Does SSA Qualify Blindness as a Disability?
Get approved for Social Security disability benefits for blindness in two ways: through medical evidence alone or through both medical and vocational factors. To assess medical claims, Social Security has three “listings” for vision loss. These listings examine your level of visual acuity and peripheral vision to determine eligibility. Just because your vision loss doesn’t fall under Social Security’s listings, it doesn’t mean you are not eligible for disability benefits.
You could still be entitled to support through a “medical-vocational allowance.” By demonstrating that you cannot safely perform any available job due to your vision loss, you can qualify for benefits based on your age, education, and experience. Explore this alternative option to get the support you need today.
How Do I Get Approved for Benefits with Blindness?
People with decreased vision may have restrictions on the type of work they can do, depending on their best-corrected vision. These restrictions might include not working near hazardous machinery, operating hazardous machinery, or driving, and could also include a restriction on heavy lifting if a person has a detached retina or is at risk of a detached retina. When Social Security considers whether someone with vision loss can work, they will look at the individual’s age, education, and work experience to determine if there is alternate work available that doesn’t require driving or 20/20 vision.
In order for disability benefits to be approved based on visual acuity, medical evidence from an ophthalmologist or optometrist must be provided. The evidence must include a Snellen chart test to measure visual acuity as well as peripheral vision testing. If Social Security doubts the accuracy of the results, they may request visual evoked response testing which measures brainwave responses to visuals shown by the doctor. Additionally, if a person is diagnosed with an eye disease, their medical records should also reflect the diagnosis and any treatments received.
Social Security has several rules in place that apply to legally or totally blind applicants which do not apply to non-blind applicants. For instance, some states provide a higher supplement for legally blind individuals on SSI benefits. Legally blind workers on SSDI can earn up to $2,460 in 2023 and still be considered disabled while blind SSI claimants are not subject to the SGA limit. If a person is over 55 and legally blind, their income won’t be considered SGA as long as the work requires less skill or ability than it did prior to becoming disabled. Additionally, Social Security grants immediate SSI benefits for those who are severely disabled and likely to be approved. Special blind work expenses can also be excluded from earned income for SSI benefits.
Finally, a person with vision loss may be able to file for a disability freeze which would freeze their earnings record prior to the point of disability.

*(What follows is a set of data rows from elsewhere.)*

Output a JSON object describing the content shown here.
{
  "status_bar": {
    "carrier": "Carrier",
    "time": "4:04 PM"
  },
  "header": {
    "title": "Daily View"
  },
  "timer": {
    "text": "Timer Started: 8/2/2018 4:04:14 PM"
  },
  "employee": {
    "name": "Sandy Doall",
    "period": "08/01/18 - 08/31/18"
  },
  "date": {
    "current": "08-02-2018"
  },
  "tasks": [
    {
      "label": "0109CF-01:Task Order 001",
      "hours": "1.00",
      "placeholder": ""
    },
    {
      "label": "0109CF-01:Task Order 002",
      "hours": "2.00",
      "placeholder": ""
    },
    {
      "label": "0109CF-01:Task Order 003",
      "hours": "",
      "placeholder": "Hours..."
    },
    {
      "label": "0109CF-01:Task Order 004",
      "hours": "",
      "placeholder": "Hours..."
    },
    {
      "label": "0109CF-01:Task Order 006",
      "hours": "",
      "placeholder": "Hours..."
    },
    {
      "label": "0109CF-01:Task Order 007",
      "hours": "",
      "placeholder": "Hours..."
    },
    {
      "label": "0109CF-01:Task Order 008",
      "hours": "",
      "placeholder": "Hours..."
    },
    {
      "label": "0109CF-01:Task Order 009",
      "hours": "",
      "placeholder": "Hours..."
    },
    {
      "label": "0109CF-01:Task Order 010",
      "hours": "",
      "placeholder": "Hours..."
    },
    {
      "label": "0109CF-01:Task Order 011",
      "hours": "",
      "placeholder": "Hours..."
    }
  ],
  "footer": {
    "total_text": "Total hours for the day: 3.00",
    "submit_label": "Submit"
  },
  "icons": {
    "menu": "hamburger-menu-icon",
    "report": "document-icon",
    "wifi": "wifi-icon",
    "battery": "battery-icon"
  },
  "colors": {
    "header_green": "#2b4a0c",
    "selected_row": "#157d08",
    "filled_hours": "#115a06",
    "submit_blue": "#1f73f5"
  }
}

This could potentially result in higher benefits when applying for disability or retirement benefits. It is important to contact Social Security in order to apply for a disability freeze.